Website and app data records
----

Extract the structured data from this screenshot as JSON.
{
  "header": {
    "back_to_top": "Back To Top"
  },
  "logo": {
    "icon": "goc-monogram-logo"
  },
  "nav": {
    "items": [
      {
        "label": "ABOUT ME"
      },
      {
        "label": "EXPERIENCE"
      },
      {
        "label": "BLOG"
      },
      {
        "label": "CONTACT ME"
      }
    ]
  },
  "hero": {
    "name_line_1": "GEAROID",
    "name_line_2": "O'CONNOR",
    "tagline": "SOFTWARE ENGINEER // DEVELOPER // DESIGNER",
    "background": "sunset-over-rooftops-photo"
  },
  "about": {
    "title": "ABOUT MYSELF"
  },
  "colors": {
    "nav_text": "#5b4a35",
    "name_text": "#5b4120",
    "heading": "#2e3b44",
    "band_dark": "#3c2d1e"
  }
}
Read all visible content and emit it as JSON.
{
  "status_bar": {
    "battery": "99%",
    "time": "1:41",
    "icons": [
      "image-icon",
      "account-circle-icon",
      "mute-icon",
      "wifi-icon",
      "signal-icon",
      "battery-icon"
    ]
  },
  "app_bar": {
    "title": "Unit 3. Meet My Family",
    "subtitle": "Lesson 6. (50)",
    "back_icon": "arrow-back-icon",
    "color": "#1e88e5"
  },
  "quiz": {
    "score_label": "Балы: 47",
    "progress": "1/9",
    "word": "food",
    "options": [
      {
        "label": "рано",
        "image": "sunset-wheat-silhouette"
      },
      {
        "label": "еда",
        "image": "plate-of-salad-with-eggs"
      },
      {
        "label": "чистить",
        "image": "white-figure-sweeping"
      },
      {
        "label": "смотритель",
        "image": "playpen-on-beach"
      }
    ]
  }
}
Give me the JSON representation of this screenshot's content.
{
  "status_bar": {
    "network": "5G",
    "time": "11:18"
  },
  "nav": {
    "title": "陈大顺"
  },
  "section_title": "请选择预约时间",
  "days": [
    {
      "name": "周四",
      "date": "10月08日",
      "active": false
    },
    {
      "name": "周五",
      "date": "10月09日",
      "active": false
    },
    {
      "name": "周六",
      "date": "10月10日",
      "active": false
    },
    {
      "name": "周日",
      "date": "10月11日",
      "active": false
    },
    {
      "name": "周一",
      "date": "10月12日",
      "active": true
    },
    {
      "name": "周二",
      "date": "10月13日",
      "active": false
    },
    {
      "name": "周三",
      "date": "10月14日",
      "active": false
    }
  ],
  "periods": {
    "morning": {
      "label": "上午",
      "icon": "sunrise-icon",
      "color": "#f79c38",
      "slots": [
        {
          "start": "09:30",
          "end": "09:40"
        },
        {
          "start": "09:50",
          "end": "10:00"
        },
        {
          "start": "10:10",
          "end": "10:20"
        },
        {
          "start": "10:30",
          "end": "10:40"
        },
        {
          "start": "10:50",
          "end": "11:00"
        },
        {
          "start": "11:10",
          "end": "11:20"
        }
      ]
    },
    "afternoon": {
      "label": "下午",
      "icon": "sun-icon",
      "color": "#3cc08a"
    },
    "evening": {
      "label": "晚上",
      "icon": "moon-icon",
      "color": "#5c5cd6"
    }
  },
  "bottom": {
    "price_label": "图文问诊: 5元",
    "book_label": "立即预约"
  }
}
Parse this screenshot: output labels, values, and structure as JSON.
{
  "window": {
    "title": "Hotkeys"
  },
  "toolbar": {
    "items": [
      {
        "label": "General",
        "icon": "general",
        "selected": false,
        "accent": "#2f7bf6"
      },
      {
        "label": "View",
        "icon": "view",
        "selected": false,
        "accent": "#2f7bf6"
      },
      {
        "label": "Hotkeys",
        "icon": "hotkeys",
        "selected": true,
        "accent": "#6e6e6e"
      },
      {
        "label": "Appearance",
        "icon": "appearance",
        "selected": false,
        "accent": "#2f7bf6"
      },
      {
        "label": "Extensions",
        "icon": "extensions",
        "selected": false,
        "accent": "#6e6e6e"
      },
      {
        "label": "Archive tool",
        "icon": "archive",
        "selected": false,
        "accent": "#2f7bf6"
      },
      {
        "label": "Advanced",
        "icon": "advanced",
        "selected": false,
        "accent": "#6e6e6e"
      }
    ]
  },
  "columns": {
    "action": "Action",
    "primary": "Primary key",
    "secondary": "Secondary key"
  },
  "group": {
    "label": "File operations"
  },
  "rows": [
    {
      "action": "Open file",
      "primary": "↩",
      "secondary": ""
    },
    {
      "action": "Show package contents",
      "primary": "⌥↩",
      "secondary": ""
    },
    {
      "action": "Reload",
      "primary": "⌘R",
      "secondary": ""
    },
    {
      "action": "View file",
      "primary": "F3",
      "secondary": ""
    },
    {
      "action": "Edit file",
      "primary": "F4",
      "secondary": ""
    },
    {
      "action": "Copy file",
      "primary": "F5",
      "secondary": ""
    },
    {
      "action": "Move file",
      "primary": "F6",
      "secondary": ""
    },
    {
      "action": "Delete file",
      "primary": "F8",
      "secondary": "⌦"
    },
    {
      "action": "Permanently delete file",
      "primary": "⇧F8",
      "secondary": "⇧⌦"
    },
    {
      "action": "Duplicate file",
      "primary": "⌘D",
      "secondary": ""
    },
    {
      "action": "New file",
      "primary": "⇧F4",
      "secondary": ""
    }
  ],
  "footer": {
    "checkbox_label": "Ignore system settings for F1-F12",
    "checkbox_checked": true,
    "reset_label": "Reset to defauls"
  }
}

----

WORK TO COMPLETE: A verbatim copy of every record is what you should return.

RESPONSE TO THIS EXERCISE:
Extract the structured data from this screenshot as JSON.
{
  "header": {
    "back_to_top": "Back To Top"
  },
  "logo": {
    "icon": "goc-monogram-logo"
  },
  "nav": {
    "items": [
      {
        "label": "ABOUT ME"
      },
      {
        "label": "EXPERIENCE"
      },
      {
        "label": "BLOG"
      },
      {
        "label": "CONTACT ME"
      }
    ]
  },
  "hero": {
    "name_line_1": "GEAROID",
    "name_line_2": "O'CONNOR",
    "tagline": "SOFTWARE ENGINEER // DEVELOPER // DESIGNER",
    "background": "sunset-over-rooftops-photo"
  },
  "about": {
    "title": "ABOUT MYSELF"
  },
  "colors": {
    "nav_text": "#5b4a35",
    "name_text": "#5b4120",
    "heading": "#2e3b44",
    "band_dark": "#3c2d1e"
  }
}
Read all visible content and emit it as JSON.
{
  "status_bar": {
    "battery": "99%",
    "time": "1:41",
    "icons": [
      "image-icon",
      "account-circle-icon",
      "mute-icon",
      "wifi-icon",
      "signal-icon",
      "battery-icon"
    ]
  },
  "app_bar": {
    "title": "Unit 3. Meet My Family",
    "subtitle": "Lesson 6. (50)",
    "back_icon": "arrow-back-icon",
    "color": "#1e88e5"
  },
  "quiz": {
    "score_label": "Балы: 47",
    "progress": "1/9",
    "word": "food",
    "options": [
      {
        "label": "рано",
        "image": "sunset-wheat-silhouette"
      },
      {
        "label": "еда",
        "image": "plate-of-salad-with-eggs"
      },
      {
        "label": "чистить",
        "image": "white-figure-sweeping"
      },
      {
        "label": "смотритель",
        "image": "playpen-on-beach"
      }
    ]
  }
}
Give me the JSON representation of this screenshot's content.
{
  "status_bar": {
    "network": "5G",
    "time": "11:18"
  },
  "nav": {
    "title": "陈大顺"
  },
  "section_title": "请选择预约时间",
  "days": [
    {
      "name": "周四",
      "date": "10月08日",
      "active": false
    },
    {
      "name": "周五",
      "date": "10月09日",
      "active": false
    },
    {
      "name": "周六",
      "date": "10月10日",
      "active": false
    },
    {
      "name": "周日",
      "date": "10月11日",
      "active": false
    },
    {
      "name": "周一",
      "date": "10月12日",
      "active": true
    },
    {
      "name": "周二",
      "date": "10月13日",
      "active": false
    },
    {
      "name": "周三",
      "date": "10月14日",
      "active": false
    }
  ],
  "periods": {
    "morning": {
      "label": "上午",
      "icon": "sunrise-icon",
      "color": "#f79c38",
      "slots": [
        {
          "start": "09:30",
          "end": "09:40"
        },
        {
          "start": "09:50",
          "end": "10:00"
        },
        {
          "start": "10:10",
          "end": "10:20"
        },
        {
          "start": "10:30",
          "end": "10:40"
        },
        {
          "start": "10:50",
          "end": "11:00"
        },
        {
          "start": "11:10",
          "end": "11:20"
        }
      ]
    },
    "afternoon": {
      "label": "下午",
      "icon": "sun-icon",
      "color": "#3cc08a"
    },
    "evening": {
      "label": "晚上",
      "icon": "moon-icon",
      "color": "#5c5cd6"
    }
  },
  "bottom": {
    "price_label": "图文问诊: 5元",
    "book_label": "立即预约"
  }
}
Parse this screenshot: output labels, values, and structure as JSON.
{
  "window": {
    "title": "Hotkeys"
  },
  "toolbar": {
    "items": [
      {
        "label": "General",
        "icon": "general",
        "selected": false,
        "accent": "#2f7bf6"
      },
      {
        "label": "View",
        "icon": "view",
        "selected": false,
        "accent": "#2f7bf6"
      },
      {
        "label": "Hotkeys",
        "icon": "hotkeys",
        "selected": true,
        "accent": "#6e6e6e"
      },
      {
        "label": "Appearance",
        "icon": "appearance",
        "selected": false,
        "accent": "#2f7bf6"
      },
      {
        "label": "Extensions",
        "icon": "extensions",
        "selected": false,
        "accent": "#6e6e6e"
      },
      {
        "label": "Archive tool",
        "icon": "archive",
        "selected": false,
        "accent": "#2f7bf6"
      },
      {
        "label": "Advanced",
        "icon": "advanced",
        "selected": false,
        "accent": "#6e6e6e"
      }
    ]
  },
  "columns": {
    "action": "Action",
    "primary": "Primary key",
    "secondary": "Secondary key"
  },
  "group": {
    "label": "File operations"
  },
  "rows": [
    {
      "action": "Open file",
      "primary": "↩",
      "secondary": ""
    },
    {
      "action": "Show package contents",
      "primary": "⌥↩",
      "secondary": ""
    },
    {
      "action": "Reload",
      "primary": "⌘R",
      "secondary": ""
    },
    {
      "action": "View file",
      "primary": "F3",
      "secondary": ""
    },
    {
      "action": "Edit file",
      "primary": "F4",
      "secondary": ""
    },
    {
      "action": "Copy file",
      "primary": "F5",
      "secondary": ""
    },
    {
      "action": "Move file",
      "primary": "F6",
      "secondary": ""
    },
    {
      "action": "Delete file",
      "primary": "F8",
      "secondary": "⌦"
    },
    {
      "action": "Permanently delete file",
      "primary": "⇧F8",
      "secondary": "⇧⌦"
    },
    {
      "action": "Duplicate file",
      "primary": "⌘D",
      "secondary": ""
    },
    {
      "action": "New file",
      "primary": "⇧F4",
      "secondary": ""
    }
  ],
  "footer": {
    "checkbox_label": "Ignore system settings for F1-F12",
    "checkbox_checked": true,
    "reset_label": "Reset to defauls"
  }
}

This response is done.